▶ _Task goal_
Would you copy all lines in the data that contain the word "photo"?

Interface dataset entries:
++++++++++++++++++++
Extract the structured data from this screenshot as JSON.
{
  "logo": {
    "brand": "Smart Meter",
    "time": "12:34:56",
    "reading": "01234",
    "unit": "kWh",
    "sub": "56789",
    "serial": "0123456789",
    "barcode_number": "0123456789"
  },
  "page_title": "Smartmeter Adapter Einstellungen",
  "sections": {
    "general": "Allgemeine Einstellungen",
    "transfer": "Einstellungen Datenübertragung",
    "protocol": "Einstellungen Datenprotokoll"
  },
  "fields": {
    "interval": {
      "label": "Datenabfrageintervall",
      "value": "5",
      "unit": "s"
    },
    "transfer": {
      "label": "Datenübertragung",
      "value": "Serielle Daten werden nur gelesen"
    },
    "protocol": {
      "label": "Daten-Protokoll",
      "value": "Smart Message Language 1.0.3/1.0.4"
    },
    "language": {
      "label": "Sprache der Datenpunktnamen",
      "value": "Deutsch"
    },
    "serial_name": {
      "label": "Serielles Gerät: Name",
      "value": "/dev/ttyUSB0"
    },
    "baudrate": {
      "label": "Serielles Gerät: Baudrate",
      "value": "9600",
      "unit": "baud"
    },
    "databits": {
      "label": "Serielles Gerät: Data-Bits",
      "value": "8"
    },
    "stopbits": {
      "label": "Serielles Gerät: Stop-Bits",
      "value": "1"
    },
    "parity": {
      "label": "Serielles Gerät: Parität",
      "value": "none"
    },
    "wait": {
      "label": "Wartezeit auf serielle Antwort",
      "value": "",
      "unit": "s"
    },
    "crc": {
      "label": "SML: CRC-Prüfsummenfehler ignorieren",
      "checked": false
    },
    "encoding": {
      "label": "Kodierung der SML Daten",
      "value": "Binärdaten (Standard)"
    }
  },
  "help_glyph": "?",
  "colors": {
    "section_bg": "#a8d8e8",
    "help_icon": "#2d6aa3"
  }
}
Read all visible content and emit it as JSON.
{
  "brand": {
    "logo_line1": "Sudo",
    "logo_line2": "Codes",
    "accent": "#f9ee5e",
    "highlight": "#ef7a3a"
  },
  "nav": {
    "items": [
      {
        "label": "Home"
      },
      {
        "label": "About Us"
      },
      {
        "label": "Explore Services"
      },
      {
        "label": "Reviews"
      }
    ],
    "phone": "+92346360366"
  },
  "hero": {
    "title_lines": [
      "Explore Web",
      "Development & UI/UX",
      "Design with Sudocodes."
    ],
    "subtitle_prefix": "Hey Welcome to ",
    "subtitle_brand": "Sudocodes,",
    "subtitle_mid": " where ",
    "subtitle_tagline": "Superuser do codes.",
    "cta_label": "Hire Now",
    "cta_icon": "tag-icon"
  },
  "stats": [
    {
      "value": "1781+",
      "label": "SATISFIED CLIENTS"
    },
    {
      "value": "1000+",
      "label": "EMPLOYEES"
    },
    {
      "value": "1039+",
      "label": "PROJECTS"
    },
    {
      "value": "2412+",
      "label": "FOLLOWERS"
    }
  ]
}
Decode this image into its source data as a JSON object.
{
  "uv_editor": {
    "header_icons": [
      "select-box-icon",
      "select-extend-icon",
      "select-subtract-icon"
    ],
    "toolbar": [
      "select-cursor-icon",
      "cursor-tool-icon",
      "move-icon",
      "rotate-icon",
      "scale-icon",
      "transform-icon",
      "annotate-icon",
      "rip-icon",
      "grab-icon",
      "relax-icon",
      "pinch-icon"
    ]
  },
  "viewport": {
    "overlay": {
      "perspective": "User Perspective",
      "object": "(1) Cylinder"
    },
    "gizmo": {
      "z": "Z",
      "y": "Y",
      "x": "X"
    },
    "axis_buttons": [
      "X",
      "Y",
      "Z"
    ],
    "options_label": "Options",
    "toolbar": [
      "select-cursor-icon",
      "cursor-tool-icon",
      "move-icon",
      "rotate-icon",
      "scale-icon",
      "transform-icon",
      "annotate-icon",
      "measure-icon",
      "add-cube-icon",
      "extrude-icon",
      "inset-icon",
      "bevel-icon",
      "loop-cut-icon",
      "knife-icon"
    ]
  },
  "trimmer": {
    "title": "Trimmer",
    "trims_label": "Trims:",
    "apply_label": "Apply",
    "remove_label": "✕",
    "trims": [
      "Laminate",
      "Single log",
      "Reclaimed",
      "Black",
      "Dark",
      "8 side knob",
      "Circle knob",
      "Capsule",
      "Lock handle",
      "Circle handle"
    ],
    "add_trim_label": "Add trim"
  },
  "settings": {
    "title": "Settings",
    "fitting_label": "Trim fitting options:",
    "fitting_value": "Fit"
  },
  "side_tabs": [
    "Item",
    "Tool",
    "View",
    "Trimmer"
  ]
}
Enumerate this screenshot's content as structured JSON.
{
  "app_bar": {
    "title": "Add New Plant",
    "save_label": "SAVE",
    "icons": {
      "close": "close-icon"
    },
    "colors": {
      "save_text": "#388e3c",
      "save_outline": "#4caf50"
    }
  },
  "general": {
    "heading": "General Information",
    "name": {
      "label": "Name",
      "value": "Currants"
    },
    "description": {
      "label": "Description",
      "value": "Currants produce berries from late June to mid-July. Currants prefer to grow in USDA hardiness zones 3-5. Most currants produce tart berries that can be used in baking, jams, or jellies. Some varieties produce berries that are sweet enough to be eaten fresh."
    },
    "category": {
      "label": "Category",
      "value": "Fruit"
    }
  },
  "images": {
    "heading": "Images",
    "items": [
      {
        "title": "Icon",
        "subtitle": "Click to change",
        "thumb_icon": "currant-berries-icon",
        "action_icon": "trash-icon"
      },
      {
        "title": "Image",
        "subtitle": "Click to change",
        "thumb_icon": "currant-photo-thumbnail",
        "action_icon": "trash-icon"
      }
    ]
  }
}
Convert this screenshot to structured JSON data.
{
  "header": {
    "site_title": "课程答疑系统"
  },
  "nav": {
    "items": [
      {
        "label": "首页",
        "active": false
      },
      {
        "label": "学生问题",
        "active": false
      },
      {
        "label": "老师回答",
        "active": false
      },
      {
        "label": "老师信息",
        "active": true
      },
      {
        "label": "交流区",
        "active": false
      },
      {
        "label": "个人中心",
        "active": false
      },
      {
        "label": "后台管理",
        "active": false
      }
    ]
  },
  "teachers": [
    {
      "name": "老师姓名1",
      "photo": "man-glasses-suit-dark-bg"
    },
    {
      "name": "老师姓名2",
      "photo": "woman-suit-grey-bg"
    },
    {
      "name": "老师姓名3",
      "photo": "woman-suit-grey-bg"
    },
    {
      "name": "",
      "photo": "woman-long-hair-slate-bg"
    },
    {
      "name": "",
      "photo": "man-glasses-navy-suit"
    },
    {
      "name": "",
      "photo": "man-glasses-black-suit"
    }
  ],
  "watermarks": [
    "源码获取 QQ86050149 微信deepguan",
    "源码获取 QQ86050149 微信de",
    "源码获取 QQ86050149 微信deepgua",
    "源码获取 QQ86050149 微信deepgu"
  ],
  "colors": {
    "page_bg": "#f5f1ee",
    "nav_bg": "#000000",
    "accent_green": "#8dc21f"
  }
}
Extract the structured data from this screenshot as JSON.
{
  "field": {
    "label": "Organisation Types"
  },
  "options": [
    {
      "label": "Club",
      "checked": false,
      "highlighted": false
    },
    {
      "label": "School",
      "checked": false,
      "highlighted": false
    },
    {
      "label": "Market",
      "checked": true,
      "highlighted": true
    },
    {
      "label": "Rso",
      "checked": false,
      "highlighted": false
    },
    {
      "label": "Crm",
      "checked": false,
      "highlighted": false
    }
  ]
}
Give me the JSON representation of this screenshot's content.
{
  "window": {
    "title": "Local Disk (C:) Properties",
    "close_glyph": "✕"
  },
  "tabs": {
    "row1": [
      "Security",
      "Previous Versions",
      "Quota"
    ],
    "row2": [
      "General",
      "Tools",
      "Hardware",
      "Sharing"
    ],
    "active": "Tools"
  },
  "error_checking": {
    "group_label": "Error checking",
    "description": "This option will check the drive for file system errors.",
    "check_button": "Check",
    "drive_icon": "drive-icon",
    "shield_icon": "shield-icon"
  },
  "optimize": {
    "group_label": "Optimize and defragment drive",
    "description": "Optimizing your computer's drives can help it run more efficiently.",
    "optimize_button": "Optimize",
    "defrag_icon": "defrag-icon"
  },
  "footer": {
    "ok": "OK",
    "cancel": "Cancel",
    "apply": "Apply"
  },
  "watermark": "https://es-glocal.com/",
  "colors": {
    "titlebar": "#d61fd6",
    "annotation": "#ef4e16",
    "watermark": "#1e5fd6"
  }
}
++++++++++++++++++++
▶ _Problem solution_
        "thumb_icon": "currant-photo-thumbnail",
      "photo": "man-glasses-suit-dark-bg"
      "photo": "woman-suit-grey-bg"
      "photo": "woman-suit-grey-bg"
      "photo": "woman-long-hair-slate-bg"
      "photo": "man-glasses-navy-suit"
      "photo": "man-glasses-black-suit"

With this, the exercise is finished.